A snapping turtle built a nest in a flower garden in Port Dover. Katie Sinkowski photo jpg, SR jpg, SR A Port Dover resident paid close attention to a snapping turtle digging holes in her garden on Monday.“Throughout the day I kept going out to see what she was doing,” said Katie Sinkowski.The turtle spent from 8 a.m. to 2 p.m. in the garden nesting and laying eggs before it left. A snapping turtle laid some eggs in a flower garden at a residence in Port Dover. Katie Sinkowski photo Sinkowski wanted to make sure the nest and eggs would be protected.A few years ago she noticed a turtle nest cover in a neighbour’s yard, so she knew that’s what she wanted for the nest in her garden.Sinkowski drove out to the Long Point Provincial Park where she was able to pick up two nest covers and a pamphlet on how to properly cover the nest and watch the eggs. The covers were provided by the Long Point World Biosphere Reserve.Rick Levick, president at the Long Point Biosphere, said that they started providing the nest covers in the summer of 2018 after seeing that they were successful in other areas. They have 24 covers available this year.The Sinkowski family has just recently moved into their home so this is their first year experiencing the turtles on the property. They plan on contacting the previous owners to ask about their experiences regarding the turtles. “When she was laying the eggs she knew I was there but she didn’t get snappy or anything. A couple days later there was another female that came up and she was getting a little snappy when I walked by,” said Sinkowski.The edge of their property meets with the Lynn River, making it a perfect spot for turtles to nest. There are more turtles closer to the water, but because of rising water levels the turtles are trying to nest on higher ground.“The nesting areas in the marshes are inundated with water,” Levick said. “They (nests) turn up on people’s lawns and gardens, and that makes them pretty easy targets for predators.”Sinkowski has seen predators in the area.“I’ve seen lots of raccoons, and there are coyotes out here too,” said Sinkowski. “It’s pretty important to keep them protected. I’m hoping because she did it so close to the house that they’ll be safer.”Levick said anyone that spots a turtle nesting on their property is able to go to the Long Point Provincial Park to pick up one of the covers. The covers are free of charge, but they need to be signed out and returned once the eggs have hatched.“We just appreciate that if people borrow (the covers) that they return them in the fall,” said [email protected]

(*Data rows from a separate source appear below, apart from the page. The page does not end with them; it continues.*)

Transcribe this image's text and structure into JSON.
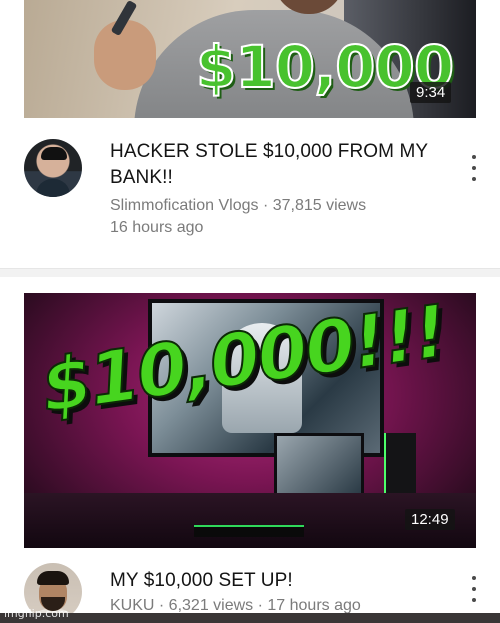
{
  "videos": [
    {
      "thumbnail_text": "$10,000",
      "duration": "9:34",
      "title": "HACKER STOLE $10,000 FROM MY BANK!!",
      "channel": "Slimmofication Vlogs",
      "views": "37,815 views",
      "age": "16 hours ago"
    },
    {
      "thumbnail_text": "$10,000!!!",
      "duration": "12:49",
      "title": "MY $10,000 SET UP!",
      "channel": "KUKU",
      "views": "6,321 views",
      "age": "17 hours ago"
    }
  ],
  "separator": " · ",
  "watermark": "imgflip.com",
  "icons": {
    "more": "vertical-ellipsis-icon"
  },
  "colors": {
    "money_green": "#48c22e",
    "meta_gray": "#7b7b7b"
  }
}
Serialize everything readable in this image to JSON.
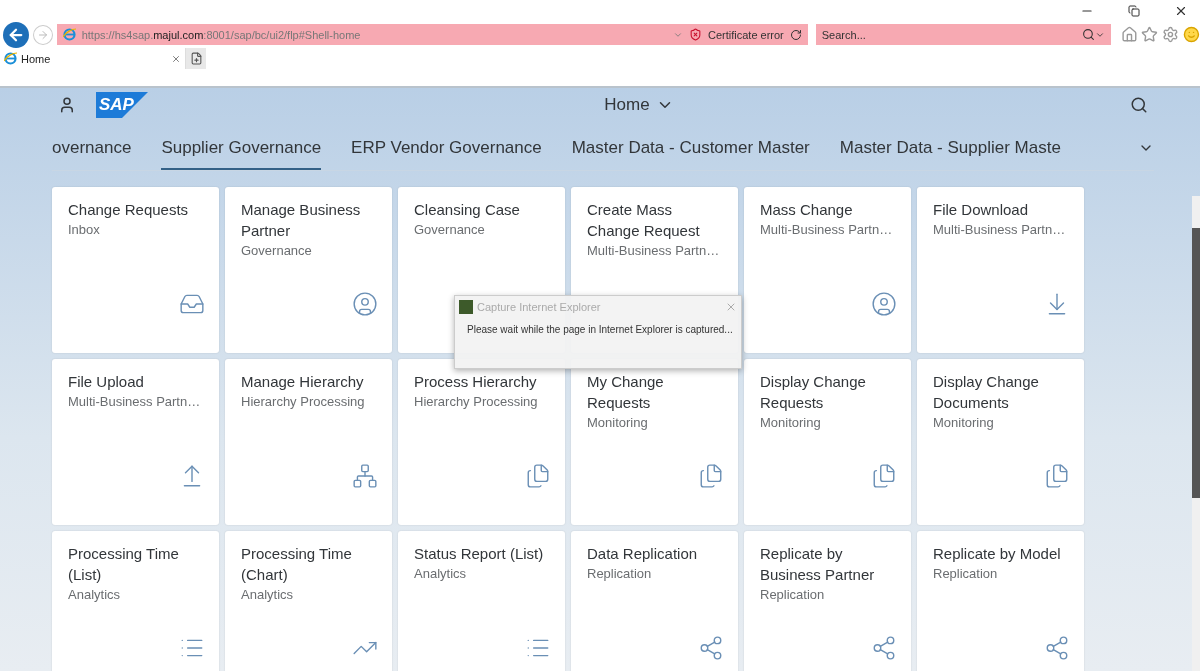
{
  "browser": {
    "url": "https://hs4sap.**majul.com**:8001/sap/bc/ui2/flp#Shell-home",
    "certificate": "Certificate error",
    "search": {
      "placeholder": "Search..."
    },
    "tabs": [
      {
        "label": "Home",
        "selected": true
      }
    ]
  },
  "shell": {
    "logo": "SAP",
    "title": "Home",
    "groups": [
      {
        "label": "overnance",
        "selected": false
      },
      {
        "label": "Supplier Governance",
        "selected": true
      },
      {
        "label": "ERP Vendor Governance",
        "selected": false
      },
      {
        "label": "Master Data - Customer Master",
        "selected": false
      },
      {
        "label": "Master Data - Supplier Maste",
        "selected": false
      }
    ],
    "tiles": [
      {
        "title": "Change Requests",
        "subtitle": "Inbox",
        "kind": "inbox"
      },
      {
        "title": "Manage Business Partner",
        "subtitle": "Governance",
        "kind": "person"
      },
      {
        "title": "Cleansing Case",
        "subtitle": "Governance",
        "kind": "covered"
      },
      {
        "title": "Create Mass Change Request",
        "subtitle": "Multi-Business Partn…",
        "kind": "covered"
      },
      {
        "title": "Mass Change",
        "subtitle": "Multi-Business Partn…",
        "kind": "person"
      },
      {
        "title": "File Download",
        "subtitle": "Multi-Business Partn…",
        "kind": "download"
      },
      {
        "title": "File Upload",
        "subtitle": "Multi-Business Partn…",
        "kind": "upload"
      },
      {
        "title": "Manage Hierarchy",
        "subtitle": "Hierarchy Processing",
        "kind": "hierarchy"
      },
      {
        "title": "Process Hierarchy",
        "subtitle": "Hierarchy Processing",
        "kind": "documents"
      },
      {
        "title": "My Change Requests",
        "subtitle": "Monitoring",
        "kind": "documents"
      },
      {
        "title": "Display Change Requests",
        "subtitle": "Monitoring",
        "kind": "documents"
      },
      {
        "title": "Display Change Documents",
        "subtitle": "Monitoring",
        "kind": "documents"
      },
      {
        "title": "Processing Time (List)",
        "subtitle": "Analytics",
        "kind": "list"
      },
      {
        "title": "Processing Time (Chart)",
        "subtitle": "Analytics",
        "kind": "chart"
      },
      {
        "title": "Status Report (List)",
        "subtitle": "Analytics",
        "kind": "list"
      },
      {
        "title": "Data Replication",
        "subtitle": "Replication",
        "kind": "share"
      },
      {
        "title": "Replicate by Business Partner",
        "subtitle": "Replication",
        "kind": "share"
      },
      {
        "title": "Replicate by Model",
        "subtitle": "Replication",
        "kind": "share"
      }
    ]
  },
  "dialog": {
    "title": "Capture Internet Explorer",
    "message": "Please wait while the page in Internet Explorer is captured..."
  }
}
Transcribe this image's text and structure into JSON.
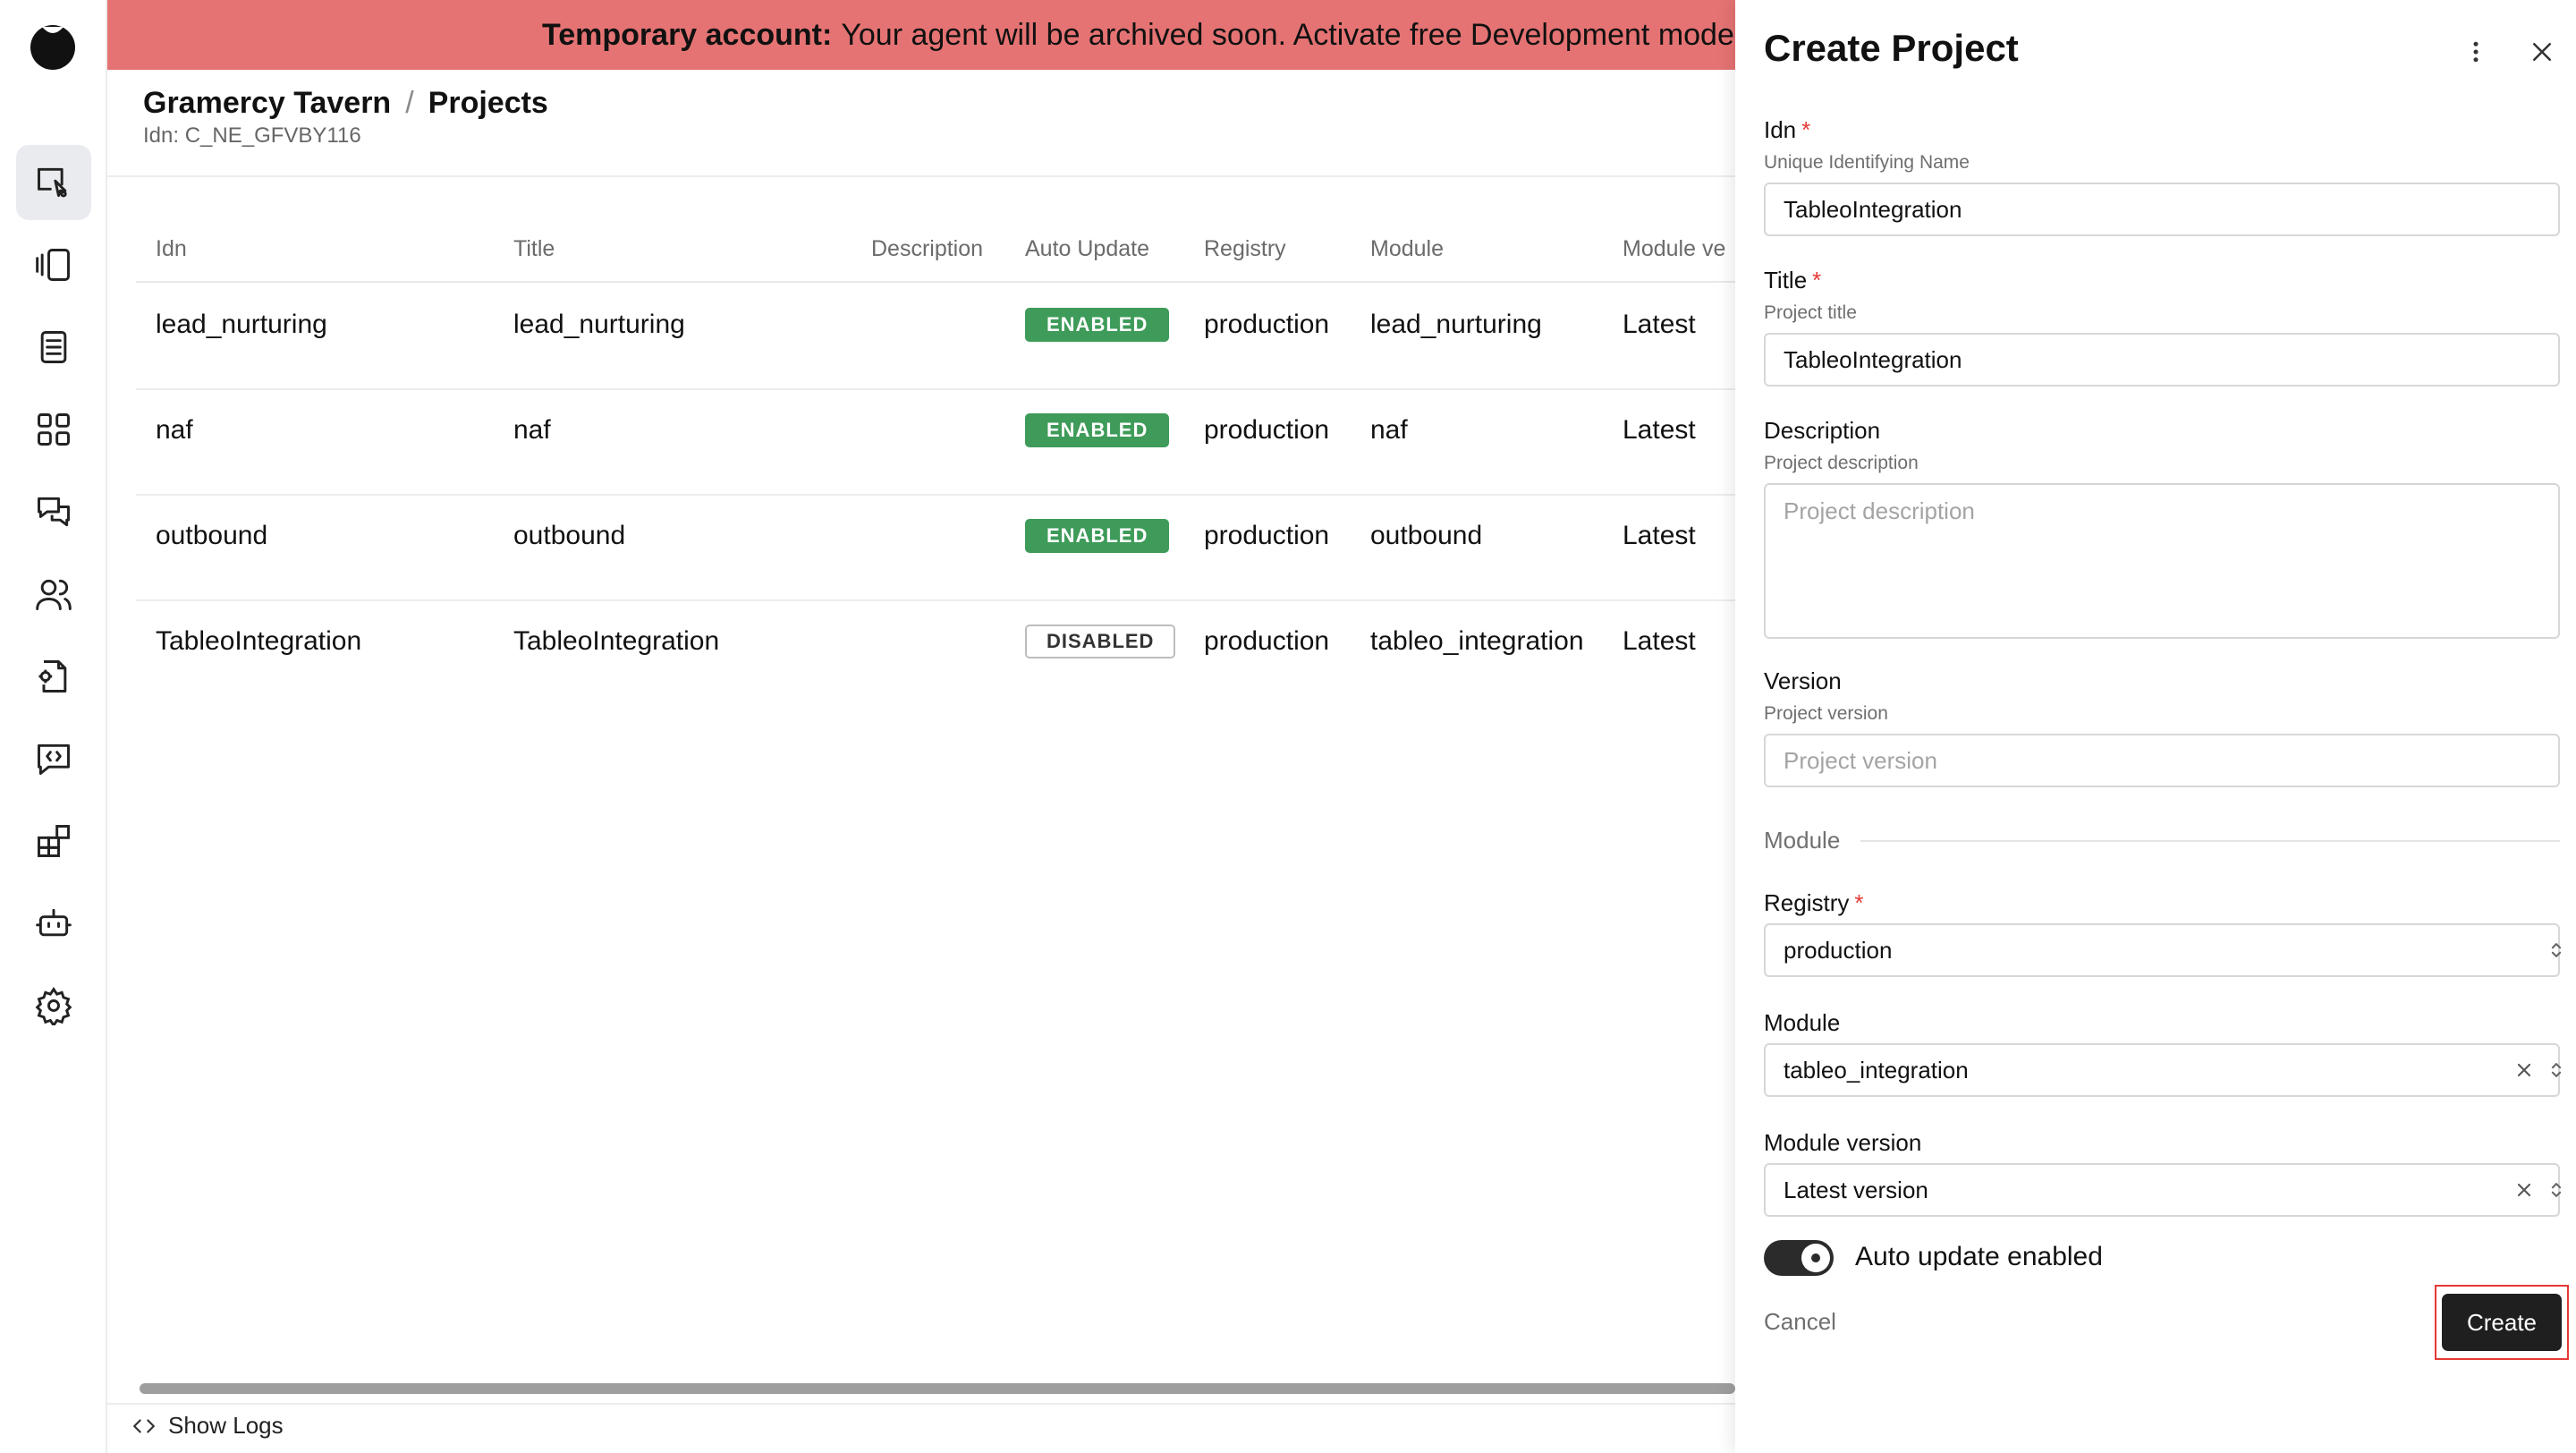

The migration of the great snipe Gallinago media was previously poorly known. Three tracks in 2010 suggested a remarkable migratory behaviour including long and fast overland non-stop flights (Klaassen et al. 2011). Here we present the migration pattern of Swedish male great snipes, based on 19 individuals tracked by light-level geolocators in four different years. About half of the birds made stopover(s) in northern Europe in early autumn. They left the breeding area 15 days earlier than those which flew directly to sub-Sahara, suggesting two distinct autumn migration strategies. The autumn trans-Sahara flights were on average 5500 km long, lasted 64 h, and were flown at ground speeds of 25 m s-1 (90 km h-1). The arrival in the Sahel zone of West Africa coincided with the wet season there, and the birds stayed for on average three weeks. The birds arrived at their wintering grounds around the lower stretches of the Congo River in late September and stayed for seven months. In spring the great snipes made trans-Sahara flights of similar length and speed as in autumn, but the remaining migration through eastern Europe was notably slow. All birds returned to the breeding grounds within one week around mid-May. The annual cycle was characterized by relaxed temporal synchronization between individuals during the autumn-winter period, with maximum variation at the arrival in the wintering area. Synchronization increased in spring, with minimum time variation at arrival in the breeding area. This suggests that arrival date in the breeding area is under strong stabilizing selection, while there is room for more flexibility in autumn and arrival to the wintering area. The details of the fast non-stop flights remain to be elucidated, but the identification of the main stopover and wintering areas is important for future conservation work on this red-listed bird species.